Over the next decades he published 11 more books, including, besides those mentioned above, “Brave Companions: Portraits in History,” a collection of his essays; “1776,” which dealt specifically with the American military under George Washington and which complemented the John Adams book; and “In the Dark Streets Shineth: A 1941 Christmas Eve Story,” about the message of hope that Franklin D. Roosevelt and Winston Churchill sent forth when they met soon after Pearl Harbor.
In 2011 came “The Greater Journey,” a lushly illustrated book about Americans in Paris beginning in 1830. It did not fare so well with critics. Janet Maslin of The Times wrote that Mr. McCullough had trouble finding a unifying theme, and thus ended up with “space-filling observations” and uncharacteristically awkward juxtapositions.
He followed “The Greater Journey” with “The Wright Brothers” (2015); “The American Spirit: Who We Are and What We Stand For (2017); and his most recent book, published in 2019, “The Pioneers: The Heroic Story of the Settlers Who Brought the American Ideal West,” which provoked sharply critical reviews in The Times and The Washington Post as part of a wider controversy. “A new generation of historians, scholars and activists took to social media to accuse McCullough of romanticizing white settlement and downplaying the pain inflicted on Native Americans,” wrote The Associated Press.
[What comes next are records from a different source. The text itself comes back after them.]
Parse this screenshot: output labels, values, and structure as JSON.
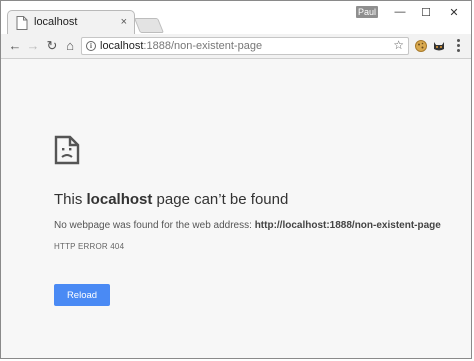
{
  "tab": {
    "title": "localhost",
    "close_glyph": "×"
  },
  "window": {
    "user_badge": "Paul",
    "minimize": "—",
    "maximize": "☐",
    "close": "✕"
  },
  "toolbar": {
    "back_glyph": "←",
    "forward_glyph": "→",
    "reload_glyph": "↻",
    "home_glyph": "⌂",
    "url_host": "localhost",
    "url_path": ":1888/non-existent-page",
    "star_glyph": "☆"
  },
  "error": {
    "heading_prefix": "This ",
    "heading_host": "localhost",
    "heading_suffix": " page can’t be found",
    "desc_prefix": "No webpage was found for the web address: ",
    "desc_url": "http://localhost:1888/non-existent-page",
    "code": "HTTP ERROR 404",
    "reload_label": "Reload"
  },
  "colors": {
    "accent": "#4a8af4",
    "page_bg": "#f7f7f7",
    "chrome_bg": "#f2f2f2"
  },
  "icons": [
    "document-icon",
    "close-icon",
    "back-icon",
    "forward-icon",
    "reload-icon",
    "home-icon",
    "info-icon",
    "star-icon",
    "cookie-extension-icon",
    "cat-extension-icon",
    "menu-icon",
    "sad-document-icon"
  ]
}
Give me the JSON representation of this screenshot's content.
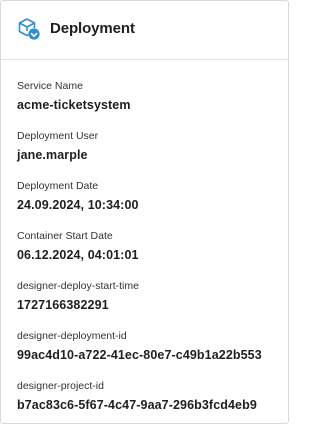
{
  "header": {
    "title": "Deployment",
    "icon": "deployment-cube-icon",
    "icon_color": "#2b8fd0"
  },
  "fields": [
    {
      "label": "Service Name",
      "value": "acme-ticketsystem"
    },
    {
      "label": "Deployment User",
      "value": "jane.marple"
    },
    {
      "label": "Deployment Date",
      "value": "24.09.2024, 10:34:00"
    },
    {
      "label": "Container Start Date",
      "value": "06.12.2024, 04:01:01"
    },
    {
      "label": "designer-deploy-start-time",
      "value": "1727166382291"
    },
    {
      "label": "designer-deployment-id",
      "value": "99ac4d10-a722-41ec-80e7-c49b1a22b553"
    },
    {
      "label": "designer-project-id",
      "value": "b7ac83c6-5f67-4c47-9aa7-296b3fcd4eb9"
    }
  ]
}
Such complaints as there were about his earlier works often had to do with his obvious affection for the subjects he chose. “Truman,” for instance, helped change history’s opinion of the man for the better; it did not bring an independent point of view to the bombing of Hiroshima and Nagasaki, ordered by Truman. But then, Mr. McCullough made no secret of his admiration for men and women who were known not only for achievement but also for their courage and independence, and for principles that put the greater good above personal ambition.
Mr. McCullough was himself often held up as an exemplar of solid values. He received many awards from professional historical societies and some 40 honorary doctorates. In 2006, he received the Presidential Medal of Freedom.
In 2003, he was chosen by the National Endowment for the Humanities to deliver the prestigious Jefferson Lecture in the Humanities in Washington. He spoke of the founders’ notion of the pursuit of happiness — which, he said, did not mean “long vacations or material possessions or ease.” Rather, he said, “as much as anything it meant the life of the mind and spirit.”
Leave a Reply